GIVEN DATA:
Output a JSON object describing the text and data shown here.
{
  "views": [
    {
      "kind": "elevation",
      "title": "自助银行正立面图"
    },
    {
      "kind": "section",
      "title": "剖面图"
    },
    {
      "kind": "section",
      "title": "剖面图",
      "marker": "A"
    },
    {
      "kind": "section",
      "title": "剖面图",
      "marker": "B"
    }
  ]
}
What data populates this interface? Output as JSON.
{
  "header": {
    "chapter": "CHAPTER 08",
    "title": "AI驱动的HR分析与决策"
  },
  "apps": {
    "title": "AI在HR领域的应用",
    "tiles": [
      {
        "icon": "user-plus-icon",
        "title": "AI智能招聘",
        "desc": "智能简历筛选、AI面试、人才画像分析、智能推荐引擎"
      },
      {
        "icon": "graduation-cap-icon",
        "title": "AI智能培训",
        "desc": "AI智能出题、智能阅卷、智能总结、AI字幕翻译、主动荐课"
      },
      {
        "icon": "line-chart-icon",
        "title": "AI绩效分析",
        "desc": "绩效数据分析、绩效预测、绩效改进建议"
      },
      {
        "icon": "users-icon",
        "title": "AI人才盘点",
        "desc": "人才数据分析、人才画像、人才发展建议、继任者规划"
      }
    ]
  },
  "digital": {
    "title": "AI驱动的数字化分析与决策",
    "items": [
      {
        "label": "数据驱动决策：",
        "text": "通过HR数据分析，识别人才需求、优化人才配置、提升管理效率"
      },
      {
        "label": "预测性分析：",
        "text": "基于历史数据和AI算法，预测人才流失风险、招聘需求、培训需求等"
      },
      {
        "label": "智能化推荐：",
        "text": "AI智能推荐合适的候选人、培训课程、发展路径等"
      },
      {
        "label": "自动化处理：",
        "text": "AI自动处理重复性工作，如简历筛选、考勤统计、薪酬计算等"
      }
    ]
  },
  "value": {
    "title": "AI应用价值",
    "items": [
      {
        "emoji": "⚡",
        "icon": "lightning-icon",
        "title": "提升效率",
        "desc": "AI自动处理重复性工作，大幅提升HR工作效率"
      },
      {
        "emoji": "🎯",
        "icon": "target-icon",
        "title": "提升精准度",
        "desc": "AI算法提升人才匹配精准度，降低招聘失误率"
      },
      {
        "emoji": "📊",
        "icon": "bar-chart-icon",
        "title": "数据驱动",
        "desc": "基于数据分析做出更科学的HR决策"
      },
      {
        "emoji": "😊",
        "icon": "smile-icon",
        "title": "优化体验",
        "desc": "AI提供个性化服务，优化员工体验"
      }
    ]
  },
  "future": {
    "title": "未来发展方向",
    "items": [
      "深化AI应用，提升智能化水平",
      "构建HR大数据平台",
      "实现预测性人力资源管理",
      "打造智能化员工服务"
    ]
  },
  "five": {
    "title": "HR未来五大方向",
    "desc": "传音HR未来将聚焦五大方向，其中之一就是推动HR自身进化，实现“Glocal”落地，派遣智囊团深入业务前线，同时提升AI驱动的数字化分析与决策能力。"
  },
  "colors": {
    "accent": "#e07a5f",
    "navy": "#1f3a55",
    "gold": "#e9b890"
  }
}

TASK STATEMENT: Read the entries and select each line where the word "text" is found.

ANSWER TO THIS TASK:
Output a JSON object describing the text and data shown here.
        "text": "通过HR数据分析，识别人才需求、优化人才配置、提升管理效率"
        "text": "基于历史数据和AI算法，预测人才流失风险、招聘需求、培训需求等"
        "text": "AI智能推荐合适的候选人、培训课程、发展路径等"
        "text": "AI自动处理重复性工作，如简历筛选、考勤统计、薪酬计算等"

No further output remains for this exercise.